## Work instruction
Search the entries for the word "match". Copy every line where it turns up.

Interface dataset entries
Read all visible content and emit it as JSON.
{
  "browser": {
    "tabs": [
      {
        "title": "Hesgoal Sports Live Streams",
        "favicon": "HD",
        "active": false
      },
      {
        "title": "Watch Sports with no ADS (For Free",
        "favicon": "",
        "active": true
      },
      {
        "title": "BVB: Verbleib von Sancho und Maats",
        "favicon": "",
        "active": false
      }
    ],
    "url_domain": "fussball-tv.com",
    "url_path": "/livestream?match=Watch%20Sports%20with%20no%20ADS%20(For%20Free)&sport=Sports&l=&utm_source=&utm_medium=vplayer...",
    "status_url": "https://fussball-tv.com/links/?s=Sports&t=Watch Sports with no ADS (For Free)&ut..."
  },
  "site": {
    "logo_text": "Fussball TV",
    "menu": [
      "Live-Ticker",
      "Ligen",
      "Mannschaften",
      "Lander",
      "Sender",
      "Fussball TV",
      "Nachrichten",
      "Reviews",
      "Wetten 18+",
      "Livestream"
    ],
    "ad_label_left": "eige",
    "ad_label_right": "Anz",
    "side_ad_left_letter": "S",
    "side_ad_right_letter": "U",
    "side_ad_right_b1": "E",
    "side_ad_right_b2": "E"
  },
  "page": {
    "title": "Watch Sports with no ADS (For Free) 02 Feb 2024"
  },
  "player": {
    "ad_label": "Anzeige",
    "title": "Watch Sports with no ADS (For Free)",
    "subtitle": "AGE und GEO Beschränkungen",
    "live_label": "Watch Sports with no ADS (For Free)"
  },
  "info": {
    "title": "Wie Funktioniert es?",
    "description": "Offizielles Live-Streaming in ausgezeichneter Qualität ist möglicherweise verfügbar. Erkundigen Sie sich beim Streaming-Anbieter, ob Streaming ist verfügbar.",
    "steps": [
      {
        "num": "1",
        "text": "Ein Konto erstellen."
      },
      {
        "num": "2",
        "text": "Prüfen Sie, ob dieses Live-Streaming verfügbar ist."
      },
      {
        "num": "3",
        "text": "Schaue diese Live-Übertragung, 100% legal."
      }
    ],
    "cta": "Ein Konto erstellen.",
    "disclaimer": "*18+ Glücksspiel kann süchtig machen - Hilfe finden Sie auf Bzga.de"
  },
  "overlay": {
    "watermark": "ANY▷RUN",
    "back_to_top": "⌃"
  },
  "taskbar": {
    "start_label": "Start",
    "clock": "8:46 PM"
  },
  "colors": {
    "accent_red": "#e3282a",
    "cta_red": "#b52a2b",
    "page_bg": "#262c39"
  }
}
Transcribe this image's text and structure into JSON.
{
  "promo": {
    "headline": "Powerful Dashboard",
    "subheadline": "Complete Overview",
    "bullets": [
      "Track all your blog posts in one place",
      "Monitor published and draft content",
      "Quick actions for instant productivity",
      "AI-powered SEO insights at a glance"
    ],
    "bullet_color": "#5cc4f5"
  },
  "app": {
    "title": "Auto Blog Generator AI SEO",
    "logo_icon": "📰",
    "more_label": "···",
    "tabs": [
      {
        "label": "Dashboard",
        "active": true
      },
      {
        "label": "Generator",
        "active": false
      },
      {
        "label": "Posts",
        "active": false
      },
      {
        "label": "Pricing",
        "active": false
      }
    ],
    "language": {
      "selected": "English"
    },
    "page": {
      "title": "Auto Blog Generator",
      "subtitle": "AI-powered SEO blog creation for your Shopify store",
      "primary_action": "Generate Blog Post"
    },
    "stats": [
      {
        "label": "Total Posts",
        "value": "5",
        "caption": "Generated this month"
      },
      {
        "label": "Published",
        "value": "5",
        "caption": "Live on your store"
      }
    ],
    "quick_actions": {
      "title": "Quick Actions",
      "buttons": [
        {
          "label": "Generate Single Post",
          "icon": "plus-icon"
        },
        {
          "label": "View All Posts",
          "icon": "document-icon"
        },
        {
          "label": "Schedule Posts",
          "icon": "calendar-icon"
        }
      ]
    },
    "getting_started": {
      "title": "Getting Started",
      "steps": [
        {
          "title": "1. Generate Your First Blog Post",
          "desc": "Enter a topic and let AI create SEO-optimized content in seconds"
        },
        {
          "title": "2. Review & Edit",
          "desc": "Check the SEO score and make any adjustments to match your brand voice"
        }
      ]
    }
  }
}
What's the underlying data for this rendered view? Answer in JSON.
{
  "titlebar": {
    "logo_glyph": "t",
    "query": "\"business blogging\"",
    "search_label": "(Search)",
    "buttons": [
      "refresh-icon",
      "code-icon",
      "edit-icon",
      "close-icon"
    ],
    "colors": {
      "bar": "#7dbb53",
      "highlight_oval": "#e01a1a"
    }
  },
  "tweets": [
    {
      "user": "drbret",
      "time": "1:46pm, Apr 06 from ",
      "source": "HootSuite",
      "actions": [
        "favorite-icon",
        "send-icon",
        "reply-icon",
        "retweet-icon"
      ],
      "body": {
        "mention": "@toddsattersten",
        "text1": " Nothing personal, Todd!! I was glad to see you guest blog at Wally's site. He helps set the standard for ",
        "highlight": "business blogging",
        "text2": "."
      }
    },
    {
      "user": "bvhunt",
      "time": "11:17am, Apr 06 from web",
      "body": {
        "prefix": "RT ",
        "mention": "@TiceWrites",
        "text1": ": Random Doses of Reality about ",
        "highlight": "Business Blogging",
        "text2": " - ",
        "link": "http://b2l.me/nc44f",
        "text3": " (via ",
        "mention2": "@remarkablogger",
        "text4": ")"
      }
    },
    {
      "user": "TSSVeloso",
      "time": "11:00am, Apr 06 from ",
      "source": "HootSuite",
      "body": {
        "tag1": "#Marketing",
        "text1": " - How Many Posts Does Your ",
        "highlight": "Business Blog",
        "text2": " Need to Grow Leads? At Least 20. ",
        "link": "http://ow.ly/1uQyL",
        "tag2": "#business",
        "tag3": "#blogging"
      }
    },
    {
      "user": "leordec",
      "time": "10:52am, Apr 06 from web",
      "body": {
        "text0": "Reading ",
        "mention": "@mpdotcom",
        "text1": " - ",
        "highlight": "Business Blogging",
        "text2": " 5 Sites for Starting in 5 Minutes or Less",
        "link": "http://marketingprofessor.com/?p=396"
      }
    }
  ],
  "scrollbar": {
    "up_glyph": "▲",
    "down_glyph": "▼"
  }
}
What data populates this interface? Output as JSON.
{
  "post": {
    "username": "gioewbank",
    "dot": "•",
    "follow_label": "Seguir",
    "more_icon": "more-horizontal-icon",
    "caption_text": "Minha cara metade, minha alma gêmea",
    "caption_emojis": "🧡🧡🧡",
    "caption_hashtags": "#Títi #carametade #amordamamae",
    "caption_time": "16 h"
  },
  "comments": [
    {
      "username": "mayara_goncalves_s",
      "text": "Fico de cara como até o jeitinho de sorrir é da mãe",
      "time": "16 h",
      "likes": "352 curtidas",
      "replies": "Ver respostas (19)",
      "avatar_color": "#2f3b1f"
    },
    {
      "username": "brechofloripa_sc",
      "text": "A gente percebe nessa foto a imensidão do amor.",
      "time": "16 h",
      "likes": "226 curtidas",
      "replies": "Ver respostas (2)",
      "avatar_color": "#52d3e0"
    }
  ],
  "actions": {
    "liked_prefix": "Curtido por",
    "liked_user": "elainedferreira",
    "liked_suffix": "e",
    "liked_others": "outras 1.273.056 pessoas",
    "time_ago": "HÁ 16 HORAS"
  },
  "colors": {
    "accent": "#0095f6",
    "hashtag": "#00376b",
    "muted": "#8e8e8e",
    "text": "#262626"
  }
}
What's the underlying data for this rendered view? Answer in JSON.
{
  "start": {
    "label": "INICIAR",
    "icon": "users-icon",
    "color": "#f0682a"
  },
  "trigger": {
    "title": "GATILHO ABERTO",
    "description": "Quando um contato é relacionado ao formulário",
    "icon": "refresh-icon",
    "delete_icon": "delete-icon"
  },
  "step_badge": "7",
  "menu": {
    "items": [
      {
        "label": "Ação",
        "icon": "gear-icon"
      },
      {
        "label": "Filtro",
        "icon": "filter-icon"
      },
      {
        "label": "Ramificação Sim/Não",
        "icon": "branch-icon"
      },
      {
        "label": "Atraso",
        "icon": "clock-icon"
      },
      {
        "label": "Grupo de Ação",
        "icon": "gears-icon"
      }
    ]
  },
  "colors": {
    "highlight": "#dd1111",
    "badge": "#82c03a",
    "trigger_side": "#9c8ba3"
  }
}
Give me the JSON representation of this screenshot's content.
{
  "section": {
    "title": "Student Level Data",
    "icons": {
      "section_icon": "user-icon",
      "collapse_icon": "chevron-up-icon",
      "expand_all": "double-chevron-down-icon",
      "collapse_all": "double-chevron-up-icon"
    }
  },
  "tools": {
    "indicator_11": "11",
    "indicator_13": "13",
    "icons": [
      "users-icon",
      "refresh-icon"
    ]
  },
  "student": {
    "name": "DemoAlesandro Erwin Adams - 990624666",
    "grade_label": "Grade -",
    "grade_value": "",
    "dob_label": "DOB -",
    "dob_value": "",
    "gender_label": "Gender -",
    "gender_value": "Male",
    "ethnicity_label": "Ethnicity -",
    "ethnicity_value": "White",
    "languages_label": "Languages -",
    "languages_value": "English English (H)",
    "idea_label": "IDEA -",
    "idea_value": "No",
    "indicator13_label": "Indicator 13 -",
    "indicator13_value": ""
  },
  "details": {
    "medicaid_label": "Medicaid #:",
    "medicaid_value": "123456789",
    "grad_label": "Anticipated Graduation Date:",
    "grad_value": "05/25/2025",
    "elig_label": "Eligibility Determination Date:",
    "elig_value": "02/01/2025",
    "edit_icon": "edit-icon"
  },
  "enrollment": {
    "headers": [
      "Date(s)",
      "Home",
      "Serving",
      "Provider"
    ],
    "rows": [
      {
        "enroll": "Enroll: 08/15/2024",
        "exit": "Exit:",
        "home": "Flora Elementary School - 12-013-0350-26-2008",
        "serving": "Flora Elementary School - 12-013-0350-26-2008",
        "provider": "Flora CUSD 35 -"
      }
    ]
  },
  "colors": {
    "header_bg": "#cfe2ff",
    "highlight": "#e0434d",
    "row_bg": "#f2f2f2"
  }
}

## Output below
    "url_path": "/livestream?match=Watch%20Sports%20with%20no%20ADS%20(For%20Free)&sport=Sports&l=&utm_source=&utm_medium=vplayer...",
          "desc": "Check the SEO score and make any adjustments to match your brand voice"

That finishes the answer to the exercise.